Nothing seems to be able to read PowerPoint 95 files on a Mac. Not Office 2004, not NeoOffice (which, incidentally, completely jumbles fonts when opening PowerPoint 2003 files). The only workaround I found was to fire up Virtual PC, open the files in Office 2003 and save them in that format.
Nevertheless, even with TrueType font embedding switched on, Office 2004 failed to render the files correctly (and its metafile importing is still, er... sub-standard). So the only way to obtain a good (read-only) high-fidelity copy was to either use Virtual PC's VM Additions printer mapper (which redirects output to the Mac, and hence to a PDF file) or install CutePDF and print directly to a PDF file.
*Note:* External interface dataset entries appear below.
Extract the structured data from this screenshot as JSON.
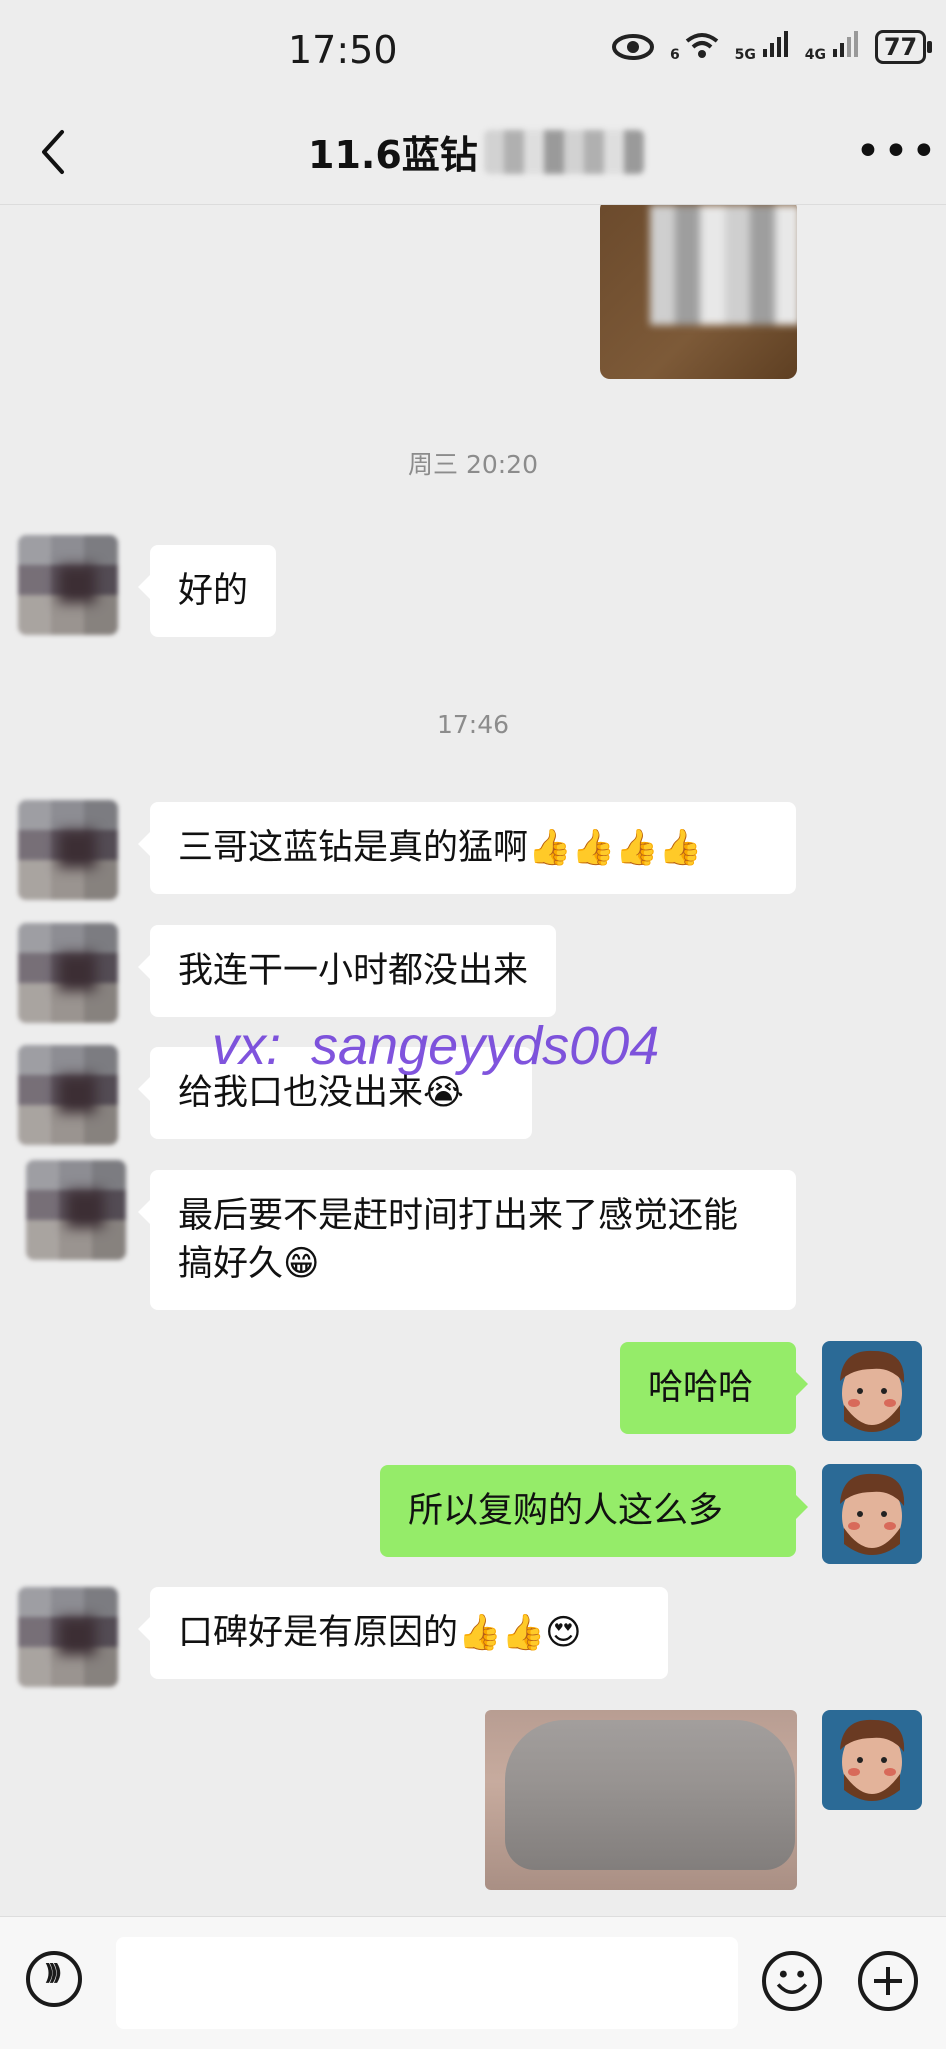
{
  "status_bar": {
    "time": "17:50",
    "battery": "77",
    "network_labels": [
      "6",
      "5G",
      "4G"
    ],
    "icons": [
      "eye-icon",
      "wifi-icon",
      "signal-5g-icon",
      "signal-4g-icon",
      "battery-icon"
    ]
  },
  "header": {
    "title": "11.6蓝钻",
    "icons": [
      "back-chevron-icon",
      "more-dots-icon"
    ]
  },
  "messages": [
    {
      "type": "timestamp",
      "text": "周三 20:20"
    },
    {
      "type": "text",
      "side": "left",
      "text": "好的"
    },
    {
      "type": "timestamp",
      "text": "17:46"
    },
    {
      "type": "text",
      "side": "left",
      "text": "三哥这蓝钻是真的猛啊👍👍👍👍"
    },
    {
      "type": "text",
      "side": "left",
      "text": "我连干一小时都没出来"
    },
    {
      "type": "text",
      "side": "left",
      "text": "给我口也没出来😭"
    },
    {
      "type": "text",
      "side": "left",
      "text": "最后要不是赶时间打出来了感觉还能搞好久😁"
    },
    {
      "type": "text",
      "side": "right",
      "text": "哈哈哈"
    },
    {
      "type": "text",
      "side": "right",
      "text": "所以复购的人这么多"
    },
    {
      "type": "text",
      "side": "left",
      "text": "口碑好是有原因的👍👍😍"
    }
  ],
  "watermark": "vx:  sangeyyds004",
  "input_bar": {
    "icons": [
      "voice-icon",
      "emoji-icon",
      "plus-icon"
    ]
  },
  "colors": {
    "background": "#ededed",
    "outgoing_bubble": "#95ec69",
    "incoming_bubble": "#ffffff",
    "watermark": "#6a37d8"
  }
}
NeoOffice failed to open Word 2.0 and 6.0/95 documents correctly a number of times (it may have been tripped by character encodings or font settings, since the apparently garbled text could be copied out and pasted in new documents correctly).
Pagination was also completely garbled, although it made a valiant attempt at exporting PDFs with correct sections and headings. Replacing all non-standard font references and saving in OpenDocument format will preserve the text, but embedded metafiles and images may be garbled.
Office 2004 for the Mac seems to have no problems opening Word 95 files (except for minor formatting and TrueType font embedding issues, it wasn't tripped by them and displayed readable text). Full fidelity is, as usual, best obtained by popping the files into Office 2003 and re-saving into Office 2003 and (via CutePDF) PDF format.
However, what really saved my ass (figuratively speaking) regarding one specific document was that, in 1996, I had the forethought to save the TrueType fonts I used in a folder alongside the document - otherwise, it would have been impossible to reconstitute the original look and feel.
Neither Office 2004 nor NeoOffice seem to have significant problems with ancient Excel files (other than minor text formatting nuisances). Excel formats are a right pain to store, though, since spreadsheets are not necessarily designed for print (hence no point in doing a PDF conversion).
You're pretty much stuck without a Windows machine. Even OmniGraffle can't open binary Visio files (it can only open XML-formatted ones), and storing the files in any other format will leave you basically with a lot of lines. They might look OK, but they lack the object structure underneath.
Again, you're stuck. Fortunately there's little point in keeping these around, so I basically open them and print them to a PDF file (which entails wrestling with Project's utterly useless printing settings).